[Records from a data source]
━━━━
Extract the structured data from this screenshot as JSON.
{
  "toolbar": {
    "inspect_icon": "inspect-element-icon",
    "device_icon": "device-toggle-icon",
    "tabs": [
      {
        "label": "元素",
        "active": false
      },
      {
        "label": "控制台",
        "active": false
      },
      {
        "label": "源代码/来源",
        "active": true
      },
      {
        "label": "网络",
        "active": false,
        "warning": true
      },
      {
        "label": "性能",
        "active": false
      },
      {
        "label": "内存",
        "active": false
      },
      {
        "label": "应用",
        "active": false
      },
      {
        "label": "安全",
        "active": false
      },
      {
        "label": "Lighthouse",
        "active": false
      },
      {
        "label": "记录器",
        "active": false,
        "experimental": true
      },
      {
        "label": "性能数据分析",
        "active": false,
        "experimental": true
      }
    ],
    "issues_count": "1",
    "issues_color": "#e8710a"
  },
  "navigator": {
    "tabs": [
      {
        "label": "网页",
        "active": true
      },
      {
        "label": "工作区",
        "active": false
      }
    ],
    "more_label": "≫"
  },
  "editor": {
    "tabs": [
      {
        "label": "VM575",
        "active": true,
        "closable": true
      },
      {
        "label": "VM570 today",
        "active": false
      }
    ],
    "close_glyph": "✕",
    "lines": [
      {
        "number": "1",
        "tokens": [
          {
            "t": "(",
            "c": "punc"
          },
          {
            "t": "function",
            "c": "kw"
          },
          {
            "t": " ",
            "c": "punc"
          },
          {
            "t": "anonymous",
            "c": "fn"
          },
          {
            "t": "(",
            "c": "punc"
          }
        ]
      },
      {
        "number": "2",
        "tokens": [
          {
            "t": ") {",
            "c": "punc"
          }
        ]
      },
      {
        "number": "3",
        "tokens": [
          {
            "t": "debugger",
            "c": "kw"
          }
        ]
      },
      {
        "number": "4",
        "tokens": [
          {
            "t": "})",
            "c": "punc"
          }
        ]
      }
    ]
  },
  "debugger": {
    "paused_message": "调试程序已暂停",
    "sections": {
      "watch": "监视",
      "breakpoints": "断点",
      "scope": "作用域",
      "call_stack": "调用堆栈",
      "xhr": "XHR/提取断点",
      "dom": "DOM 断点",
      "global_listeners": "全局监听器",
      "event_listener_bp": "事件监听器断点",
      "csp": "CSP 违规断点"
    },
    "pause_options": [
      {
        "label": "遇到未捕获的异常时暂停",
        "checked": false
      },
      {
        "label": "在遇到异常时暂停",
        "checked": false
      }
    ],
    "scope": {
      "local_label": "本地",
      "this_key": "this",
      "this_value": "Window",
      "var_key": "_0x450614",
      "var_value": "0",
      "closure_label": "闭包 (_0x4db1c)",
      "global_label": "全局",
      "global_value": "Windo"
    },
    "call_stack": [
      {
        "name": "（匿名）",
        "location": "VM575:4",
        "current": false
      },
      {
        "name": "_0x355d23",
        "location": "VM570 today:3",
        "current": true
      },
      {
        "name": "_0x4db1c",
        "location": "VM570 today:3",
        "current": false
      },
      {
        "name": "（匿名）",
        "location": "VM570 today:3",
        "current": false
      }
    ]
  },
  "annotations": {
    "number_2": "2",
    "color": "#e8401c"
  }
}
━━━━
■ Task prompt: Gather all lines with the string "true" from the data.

■ Exercise output:
        "active": true
        "warning": true
        "experimental": true
        "experimental": true
        "active": true
        "active": true,
        "closable": true
        "current": true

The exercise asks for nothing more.